Adam Thomas (M.S. candidate)
B.S., Michigan State University, Fisheries and Wildlife/Environmental Studies
The male sea lamprey releases a multi-component sex pheromone to attract females onto nests. To date, a single component of that pheromone mixture, 3-keto-petromyzonol sulfate (3kPZS), has been elucidated, synthesized, and proven viable as a long-distance attractant. However, 3kPZS is not as attractive as whole male odor. Thus, my research addresses the following question: How can we best use a synthesized copy of a partial sex pheromone to attract and capture female sea lampreys? I am investigating how a female sea lamprey’s innate mate preferences regulate her response to natural and man-made mating signals (3kPZS vs. spawning males) in a Michigan stream. My first-year findings led to the development of a novel control strategy (the Reverse-Intercept Approach) that exploits the accumulation of immature females at dams. In 2009 I tested this control approach and revealed its utility in sea lamprey control.

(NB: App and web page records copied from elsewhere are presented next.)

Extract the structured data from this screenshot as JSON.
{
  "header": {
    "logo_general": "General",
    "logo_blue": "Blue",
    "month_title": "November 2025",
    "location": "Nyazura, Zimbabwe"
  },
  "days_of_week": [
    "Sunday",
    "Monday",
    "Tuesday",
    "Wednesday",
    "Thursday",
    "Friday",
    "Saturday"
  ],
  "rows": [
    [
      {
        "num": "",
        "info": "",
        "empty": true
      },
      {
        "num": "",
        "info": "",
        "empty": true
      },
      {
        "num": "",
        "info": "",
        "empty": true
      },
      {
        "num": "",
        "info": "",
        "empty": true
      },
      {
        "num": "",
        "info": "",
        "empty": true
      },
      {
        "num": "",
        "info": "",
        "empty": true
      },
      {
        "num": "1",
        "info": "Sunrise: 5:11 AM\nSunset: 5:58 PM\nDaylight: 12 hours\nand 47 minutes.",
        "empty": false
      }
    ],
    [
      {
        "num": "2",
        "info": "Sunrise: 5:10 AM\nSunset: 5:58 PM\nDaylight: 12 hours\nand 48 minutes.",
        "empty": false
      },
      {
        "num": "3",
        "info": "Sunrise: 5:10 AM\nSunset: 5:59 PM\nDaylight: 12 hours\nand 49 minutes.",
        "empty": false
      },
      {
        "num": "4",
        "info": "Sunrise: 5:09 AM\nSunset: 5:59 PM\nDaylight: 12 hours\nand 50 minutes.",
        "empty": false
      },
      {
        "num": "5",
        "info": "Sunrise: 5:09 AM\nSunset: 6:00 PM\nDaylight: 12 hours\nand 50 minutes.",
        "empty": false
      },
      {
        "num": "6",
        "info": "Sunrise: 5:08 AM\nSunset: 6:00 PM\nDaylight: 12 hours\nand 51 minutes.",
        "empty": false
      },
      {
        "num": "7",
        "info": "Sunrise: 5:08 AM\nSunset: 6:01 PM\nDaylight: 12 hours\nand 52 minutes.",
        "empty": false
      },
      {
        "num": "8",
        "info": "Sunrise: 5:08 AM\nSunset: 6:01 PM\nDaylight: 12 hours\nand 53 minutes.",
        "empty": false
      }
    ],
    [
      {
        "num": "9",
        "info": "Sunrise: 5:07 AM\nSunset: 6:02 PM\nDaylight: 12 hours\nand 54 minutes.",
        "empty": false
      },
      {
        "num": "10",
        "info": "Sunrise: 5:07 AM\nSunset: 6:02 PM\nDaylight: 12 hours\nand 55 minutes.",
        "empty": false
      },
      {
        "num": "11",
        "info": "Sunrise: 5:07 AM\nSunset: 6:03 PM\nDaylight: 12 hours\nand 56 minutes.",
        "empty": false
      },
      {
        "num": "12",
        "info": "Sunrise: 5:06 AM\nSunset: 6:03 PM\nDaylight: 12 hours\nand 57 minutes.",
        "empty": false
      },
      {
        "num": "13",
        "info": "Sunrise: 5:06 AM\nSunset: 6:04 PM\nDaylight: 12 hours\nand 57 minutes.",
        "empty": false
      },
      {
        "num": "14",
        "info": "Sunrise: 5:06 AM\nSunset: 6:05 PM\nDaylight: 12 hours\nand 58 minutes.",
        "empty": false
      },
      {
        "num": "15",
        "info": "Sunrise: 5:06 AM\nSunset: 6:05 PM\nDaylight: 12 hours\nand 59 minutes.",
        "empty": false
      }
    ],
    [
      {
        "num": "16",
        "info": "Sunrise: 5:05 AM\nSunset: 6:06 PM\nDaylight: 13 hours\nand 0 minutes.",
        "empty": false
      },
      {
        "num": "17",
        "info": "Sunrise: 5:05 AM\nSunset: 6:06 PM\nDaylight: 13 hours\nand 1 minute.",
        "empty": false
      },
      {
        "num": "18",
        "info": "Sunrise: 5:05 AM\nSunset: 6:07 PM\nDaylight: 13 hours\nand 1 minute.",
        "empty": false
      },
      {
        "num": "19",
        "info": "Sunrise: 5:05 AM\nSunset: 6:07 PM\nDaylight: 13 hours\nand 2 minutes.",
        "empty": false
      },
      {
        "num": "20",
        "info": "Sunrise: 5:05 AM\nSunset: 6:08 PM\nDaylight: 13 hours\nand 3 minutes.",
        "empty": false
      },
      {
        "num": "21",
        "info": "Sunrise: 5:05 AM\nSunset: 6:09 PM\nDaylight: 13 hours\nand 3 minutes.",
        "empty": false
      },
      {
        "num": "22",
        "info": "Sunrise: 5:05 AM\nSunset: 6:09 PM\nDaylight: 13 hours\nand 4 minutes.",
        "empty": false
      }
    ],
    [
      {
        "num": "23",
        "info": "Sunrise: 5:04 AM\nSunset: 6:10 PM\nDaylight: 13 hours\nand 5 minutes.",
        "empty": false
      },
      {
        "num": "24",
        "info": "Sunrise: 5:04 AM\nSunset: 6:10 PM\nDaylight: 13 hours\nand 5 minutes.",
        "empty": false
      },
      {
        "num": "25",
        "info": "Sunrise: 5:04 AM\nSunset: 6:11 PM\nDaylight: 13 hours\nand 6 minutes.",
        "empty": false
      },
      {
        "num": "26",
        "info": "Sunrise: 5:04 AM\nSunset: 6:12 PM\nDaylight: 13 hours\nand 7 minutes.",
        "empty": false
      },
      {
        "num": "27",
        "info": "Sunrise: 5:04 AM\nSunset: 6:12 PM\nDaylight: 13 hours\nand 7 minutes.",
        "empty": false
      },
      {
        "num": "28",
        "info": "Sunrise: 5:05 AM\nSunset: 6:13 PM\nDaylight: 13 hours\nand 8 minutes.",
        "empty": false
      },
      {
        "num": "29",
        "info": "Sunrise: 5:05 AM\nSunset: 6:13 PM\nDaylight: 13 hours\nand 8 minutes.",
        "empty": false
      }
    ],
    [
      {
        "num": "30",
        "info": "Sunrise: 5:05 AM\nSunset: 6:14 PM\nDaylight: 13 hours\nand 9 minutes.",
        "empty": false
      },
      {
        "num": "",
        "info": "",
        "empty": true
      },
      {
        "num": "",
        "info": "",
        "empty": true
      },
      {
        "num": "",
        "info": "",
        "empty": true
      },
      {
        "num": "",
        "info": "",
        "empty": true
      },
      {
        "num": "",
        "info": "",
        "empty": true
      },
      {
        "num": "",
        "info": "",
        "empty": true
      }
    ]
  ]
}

Mark Luehring (M.S., 2007)
Mark completed two major field experiments designed to investigate how female sea lampreys choose amongst male sex pheromone signals that vary in intensity, source (groups vs. individuals), and origin (natural vs. synthesized). These led to two manuscripts that are currently under consideration (abstracts are linked ).

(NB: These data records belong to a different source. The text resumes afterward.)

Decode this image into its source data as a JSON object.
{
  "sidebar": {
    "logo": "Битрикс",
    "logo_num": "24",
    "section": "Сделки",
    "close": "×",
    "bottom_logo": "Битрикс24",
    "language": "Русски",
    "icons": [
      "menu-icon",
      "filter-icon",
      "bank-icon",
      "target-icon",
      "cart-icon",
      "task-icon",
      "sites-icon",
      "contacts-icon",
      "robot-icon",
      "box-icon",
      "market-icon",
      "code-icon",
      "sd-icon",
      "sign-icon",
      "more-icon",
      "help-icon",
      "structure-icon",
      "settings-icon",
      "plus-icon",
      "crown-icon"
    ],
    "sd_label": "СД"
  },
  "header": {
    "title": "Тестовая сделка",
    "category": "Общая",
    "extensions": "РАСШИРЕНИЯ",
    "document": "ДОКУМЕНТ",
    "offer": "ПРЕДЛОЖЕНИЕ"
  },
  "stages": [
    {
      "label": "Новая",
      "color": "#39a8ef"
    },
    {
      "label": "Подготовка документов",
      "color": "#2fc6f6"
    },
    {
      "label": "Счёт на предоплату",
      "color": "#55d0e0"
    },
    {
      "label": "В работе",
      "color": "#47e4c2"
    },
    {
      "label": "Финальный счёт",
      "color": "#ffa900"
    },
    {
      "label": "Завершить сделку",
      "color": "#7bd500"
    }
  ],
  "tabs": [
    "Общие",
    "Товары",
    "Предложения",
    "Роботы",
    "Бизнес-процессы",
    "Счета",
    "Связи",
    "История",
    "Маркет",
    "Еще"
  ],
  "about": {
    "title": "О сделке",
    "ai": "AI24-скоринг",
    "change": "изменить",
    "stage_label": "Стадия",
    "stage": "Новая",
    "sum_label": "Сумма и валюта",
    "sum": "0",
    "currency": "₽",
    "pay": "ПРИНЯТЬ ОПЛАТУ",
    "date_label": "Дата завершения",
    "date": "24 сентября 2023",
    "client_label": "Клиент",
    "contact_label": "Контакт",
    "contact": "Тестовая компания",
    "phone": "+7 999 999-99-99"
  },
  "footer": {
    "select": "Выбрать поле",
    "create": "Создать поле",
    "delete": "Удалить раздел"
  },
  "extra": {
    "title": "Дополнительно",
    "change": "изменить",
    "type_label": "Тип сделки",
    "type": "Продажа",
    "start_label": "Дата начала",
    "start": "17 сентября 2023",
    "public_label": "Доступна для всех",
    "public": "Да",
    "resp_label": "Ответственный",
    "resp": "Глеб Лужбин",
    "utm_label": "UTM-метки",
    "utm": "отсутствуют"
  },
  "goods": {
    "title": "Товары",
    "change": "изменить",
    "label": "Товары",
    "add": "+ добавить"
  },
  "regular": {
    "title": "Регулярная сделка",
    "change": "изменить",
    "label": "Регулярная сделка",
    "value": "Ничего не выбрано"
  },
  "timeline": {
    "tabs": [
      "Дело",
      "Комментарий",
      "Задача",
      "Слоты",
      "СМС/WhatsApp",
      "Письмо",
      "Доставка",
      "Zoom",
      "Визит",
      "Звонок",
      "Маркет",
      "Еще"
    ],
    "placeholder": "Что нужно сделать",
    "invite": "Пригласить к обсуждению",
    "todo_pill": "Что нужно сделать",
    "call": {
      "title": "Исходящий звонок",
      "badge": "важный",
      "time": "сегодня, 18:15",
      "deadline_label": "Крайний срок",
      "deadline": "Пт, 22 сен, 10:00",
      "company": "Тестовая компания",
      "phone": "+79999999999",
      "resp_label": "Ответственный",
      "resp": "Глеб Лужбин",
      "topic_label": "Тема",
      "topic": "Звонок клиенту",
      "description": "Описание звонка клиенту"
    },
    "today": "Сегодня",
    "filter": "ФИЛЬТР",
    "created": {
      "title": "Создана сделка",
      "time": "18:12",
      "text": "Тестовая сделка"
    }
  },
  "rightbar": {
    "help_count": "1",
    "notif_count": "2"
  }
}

Luehring, M.A. and C.M. Wagner. In Review. Female sea lampreys (Petromyzon marinus) prefer the odor emitting from groups of males: evidence for mate finding or mate choice? Submitted to Behavioral Ecology. Abstract.
Luehring, M.A. and C.M. Wagner. In Review. The efficacy of two synthesized sea lamprey sex pheromone components as a trap lure when in direct competition with natural male odors. Submitted to Biological Invasions. Abstract.
Dr. Gary Grossman, University of Georgia
Stream fish ecology
Dr. James Hanson, Seton Hall University
Development of polymer-emitters for pheromone deployment
Dr. Weiming Li, Michigan State University
Sea lamprey reproductive pheromones
Dr. Phanikumar Mantha, Michigan State University
Modeling of river plume dynamics
Dr. Michael Siefkes, Great Lakes Fishery Commission
Sea lamprey reproductive pheromones
Mr. Eric Stroud, Shark Defense
Sea lamprey necromones/repellents
Mr. Michael Twohey, U.S. Fish and Wildlife Service, Marquette Biological Station
Novel sea lamprey control